  7. ^ Blegen. Theodore Christian (1969). Norwegian Migration to America, New York, Arno Press, pp. 333ff. Excerpts available at Google Books.
  8. ^ Bloch-Hoell, Nils (1973). "The Impact in Norway of American Religious Dissent", in Arie Nicolaas Jan Den Hollander, ed., Contagious Conflict: The Impact of American Dissent on European Life,Brill Archive, pp. 217-218. Excerpts available at Google Books.
  9. ^ Seljaas, Helge (1977)."Polygamy among the Norwegian Mormons", Norwegian-American Studies 27, 151.

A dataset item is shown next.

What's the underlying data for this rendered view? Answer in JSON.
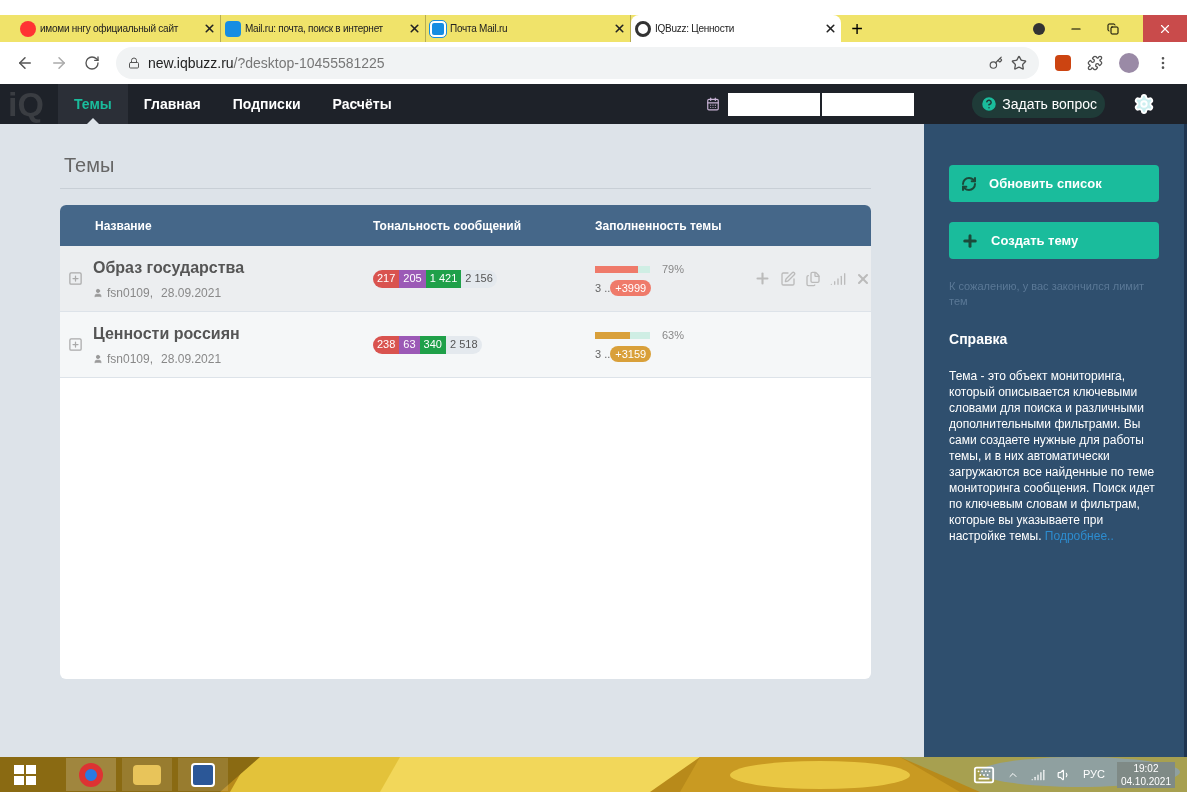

Further reading[edit]

  • Glad, Johnnie (2006). The Mission of Mormonism in Norway 1851—1920: A Study and Analysis of the Reception Process, Frankfurt, Peter Lang, ISBN 3-631-54478-2
  • Gundersen, Dianna (2001). With Scriptures in their Backpack: American LDS Women Missionaries in Norway, PhD Thesis, University of Oslo
  • Haslam, Gerald, M. (1984). Clash of Cultures: The Norwegian Experience with Mormonism, 1842-1920. New York, Peter Lang, ISBN 082040179X
  • Mulder, William (1957/2000). Homeward to Zion. The Mormon Migration from Scandinavia, Minneapolis: University of Minnesota Press

External links[edit]